Her total cost for gear since joining the Riveters totaled $3,900 of her own money (a portion of her new helmet and paint job was offset by a fan-created GoFundMe account). The league, because of new policies, informed Sass she could only be reimbursed for half of any visible equipment, excluding custom helmet paint jobs. That came out to $1,568 in her case.
“The language and rules on equipment and brands were never directly expressed to all of the goaltenders,” Sass said.
NWHLPA director Anya Battaglino is aware equipment and other finance-related logistics need to change and has worked to make improvements this off-season. However, the conversations that led to yesterday’s announcement, from her perspective, gave little room to discuss such changes to league policy.
On Tuesday, the NWHL held a conference call for players and prospects to address some of these forthcoming changes. Going into the call, Battaglino’s goal was to inform players of the deal in the works.
“We’re still in heavy contract negotiations,” she told The Hockey News on Wednesday night. “The league lawyers are drafting the contract and will be resending it hopefully soon.”
The new contract is set to include an increase to per diem and funds to ensure goaltender equipment matches team colors.
“I think that once that contract is done…that will help turn tide,” said Battaglino, who is expecting the contract by today.
Battaglino also shared, and the league office announced Thursday, a 50-50 revenue share from league-level sponsorships and media-rights deals. A player making the $4,000 league minimum would make roughly 4 percent of the market share under the new deal. If the league pulls in $2 million, that is an additional $5,600 per player, bringing the total compensation package to nearly $10,000, the same league minimum salary Sass made in Buffalo. As a comparison, the 22-year WNBA often referenced as the model for an NHL-run women’s hockey league, currently offers players less than 25% in revenue shares.
However, the details are of no interest to Knight. When asked if the road to a better women’s hockey future could ever lead to back to the NWHL, the gold medalist replied, “No.”
“There’s a reason why I moved up to Canada and left all my friends behind in Boston and left that league,” Knight said. “I think those same issues are represented similarly among the people who are like, ‘You know, what, I’m not doing anymore! I’m not perpetuating this cycle that is not going anywhere. Why are we pretending this is a professional league? I think it’s one thing to say, professional league, I think it’s another thing to actually have one. That’s what we’re interested in creating. What that future looks like specifically, I’m not sure. But I know right now, it doesn’t exist.”

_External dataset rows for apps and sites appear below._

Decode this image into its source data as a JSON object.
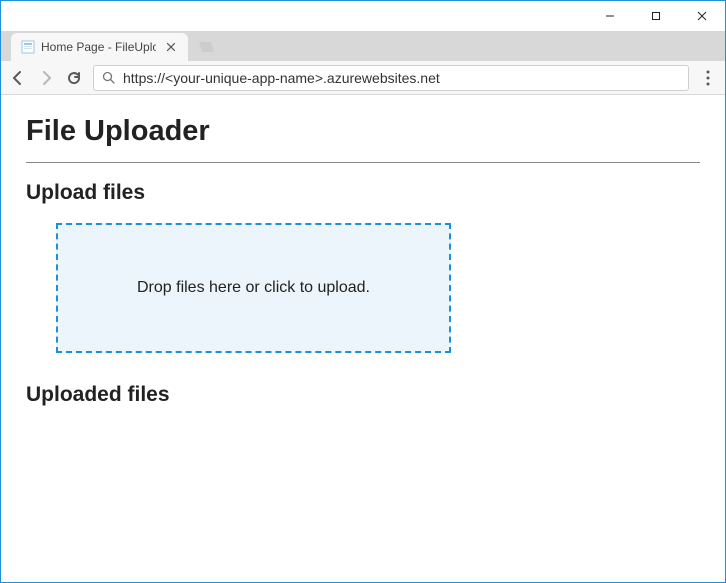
{
  "window": {
    "tab_title": "Home Page - FileUploade",
    "url": "https://<your-unique-app-name>.azurewebsites.net"
  },
  "page": {
    "heading": "File Uploader",
    "section_upload": "Upload files",
    "dropzone_text": "Drop files here or click to upload.",
    "section_uploaded": "Uploaded files"
  }
}
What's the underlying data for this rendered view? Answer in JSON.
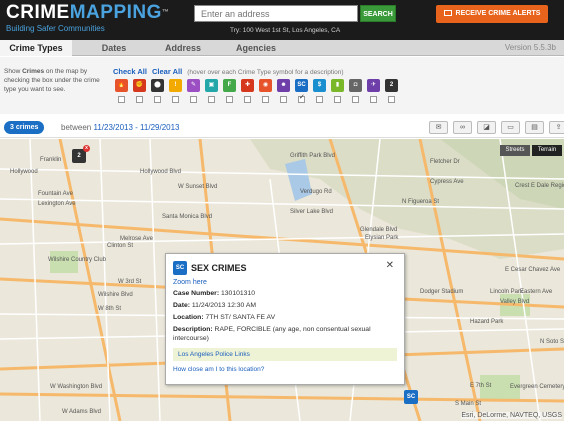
{
  "header": {
    "logo_crime": "CRIME",
    "logo_mapping": "MAPPING",
    "logo_tm": "™",
    "tagline": "Building Safer Communities",
    "search_placeholder": "Enter an address",
    "search_button": "SEARCH",
    "search_hint": "Try: 100 West 1st St, Los Angeles, CA",
    "alerts_button": "RECEIVE CRIME ALERTS"
  },
  "tabs": [
    {
      "label": "Crime Types",
      "active": true
    },
    {
      "label": "Dates",
      "active": false
    },
    {
      "label": "Address",
      "active": false
    },
    {
      "label": "Agencies",
      "active": false
    }
  ],
  "version": "Version 5.5.3b",
  "filters": {
    "help_text_1": "Show ",
    "help_bold": "Crimes",
    "help_text_2": " on the map by checking the box under the crime type you want to see.",
    "check_all": "Check All",
    "clear_all": "Clear All",
    "hover_hint": "(hover over each Crime Type symbol for a description)",
    "icons": [
      {
        "name": "arson-icon",
        "glyph": "🔥",
        "color": "#e7532a",
        "checked": false
      },
      {
        "name": "assault-icon",
        "glyph": "✊",
        "color": "#d6381e",
        "checked": false
      },
      {
        "name": "burglary-icon",
        "glyph": "⬤",
        "color": "#333333",
        "checked": false
      },
      {
        "name": "disturbing-peace-icon",
        "glyph": "!",
        "color": "#f2a900",
        "checked": false
      },
      {
        "name": "drugs-icon",
        "glyph": "✎",
        "color": "#9c4fc2",
        "checked": false
      },
      {
        "name": "dui-icon",
        "glyph": "▣",
        "color": "#23a7a8",
        "checked": false
      },
      {
        "name": "fraud-icon",
        "glyph": "F",
        "color": "#42a84a",
        "checked": false
      },
      {
        "name": "homicide-icon",
        "glyph": "✚",
        "color": "#d6381e",
        "checked": false
      },
      {
        "name": "motor-vehicle-theft-icon",
        "glyph": "◉",
        "color": "#e7532a",
        "checked": false
      },
      {
        "name": "robbery-icon",
        "glyph": "☻",
        "color": "#6e3fa8",
        "checked": false
      },
      {
        "name": "sex-crimes-icon",
        "glyph": "SC",
        "color": "#1a6ec4",
        "checked": true
      },
      {
        "name": "theft-icon",
        "glyph": "$",
        "color": "#1a8fd0",
        "checked": false
      },
      {
        "name": "vandalism-icon",
        "glyph": "▮",
        "color": "#7ab82a",
        "checked": false
      },
      {
        "name": "vehicle-break-in-icon",
        "glyph": "◘",
        "color": "#666666",
        "checked": false
      },
      {
        "name": "weapons-icon",
        "glyph": "✈",
        "color": "#6e3fa8",
        "checked": false
      },
      {
        "name": "other-icon",
        "glyph": "2",
        "color": "#333333",
        "checked": false
      }
    ]
  },
  "results": {
    "count_label": "3 crimes",
    "between_label": "between",
    "date_range": "11/23/2013 - 11/29/2013"
  },
  "tools": [
    {
      "name": "email-icon",
      "glyph": "✉"
    },
    {
      "name": "link-icon",
      "glyph": "∞"
    },
    {
      "name": "chart-icon",
      "glyph": "◪"
    },
    {
      "name": "window-icon",
      "glyph": "▭"
    },
    {
      "name": "print-icon",
      "glyph": "▤"
    },
    {
      "name": "share-icon",
      "glyph": "⇪"
    }
  ],
  "map": {
    "streets_label": "Streets",
    "terrain_label": "Terrain",
    "labels": [
      "Franklin",
      "Hollywood",
      "Hollywood Blvd",
      "W Sunset Blvd",
      "Fountain Ave",
      "Lexington Ave",
      "Santa Monica Blvd",
      "Melrose Ave",
      "Clinton St",
      "Wilshire Country Club",
      "W 3rd St",
      "Wilshire Blvd",
      "W 8th St",
      "W Washington Blvd",
      "W Adams Blvd",
      "Griffith Park Blvd",
      "Glendale Blvd",
      "Fletcher Dr",
      "Cypress Ave",
      "Dodger Stadium",
      "Lincoln Park",
      "Hazard Park",
      "Eastern Ave",
      "Valley Blvd",
      "S Main St",
      "E 7th St",
      "Evergreen Cemetery",
      "Elysian Park",
      "Crest E Dale Regional Park",
      "Silver Lake Blvd",
      "N Figueroa St",
      "Verdugo Rd",
      "N Soto St",
      "E Cesar Chavez Ave"
    ],
    "attribution": "Esri, DeLorme, NAVTEQ, USGS"
  },
  "popup": {
    "badge": "SC",
    "title": "SEX CRIMES",
    "zoom": "Zoom here",
    "case_label": "Case Number:",
    "case_value": "130101310",
    "date_label": "Date:",
    "date_value": "11/24/2013 12:30 AM",
    "location_label": "Location:",
    "location_value": "7TH ST/ SANTA FE AV",
    "desc_label": "Description:",
    "desc_value": "RAPE, FORCIBLE (any age, non consentual sexual intercourse)",
    "agency_link": "Los Angeles Police Links",
    "close_q": "How close am I to this location?",
    "close_x": "✕"
  },
  "markers": [
    {
      "name": "cluster-marker",
      "glyph": "2",
      "color": "#333333"
    },
    {
      "name": "sex-crimes-marker",
      "glyph": "SC",
      "color": "#1a6ec4"
    }
  ]
}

Sass agreed, “I want to create a better future, and this is how I’m doing it. I’m not sure what that will look like or when that will happen. I personally plan on continuing to train to keep the doors open to future possibilities. If I am not a part of it but it’s viable, sustainable and professional, then I succeeded. If I am a part of it, that’s even better.”
Both Knight and Sass alluded players not signing pro contracts in North America will be visible through camps or even competitive games against each other.
“We’re going to figure it out,” Knight said. “We don’t necessarily know specifically what next year is going to look like, but we’re all in it together to pull different resources and make sure that we will have places to play.”
She is optimistic, even as the structure, funding, and the existence of a salary down this new road is questionable for the immediate future: “The possibilities are endless, and I think it’s going to provide a unique opportunity for a lot of fans this upcoming year to not be dispersed between two leagues and really have a lot of the top talent in the same position.”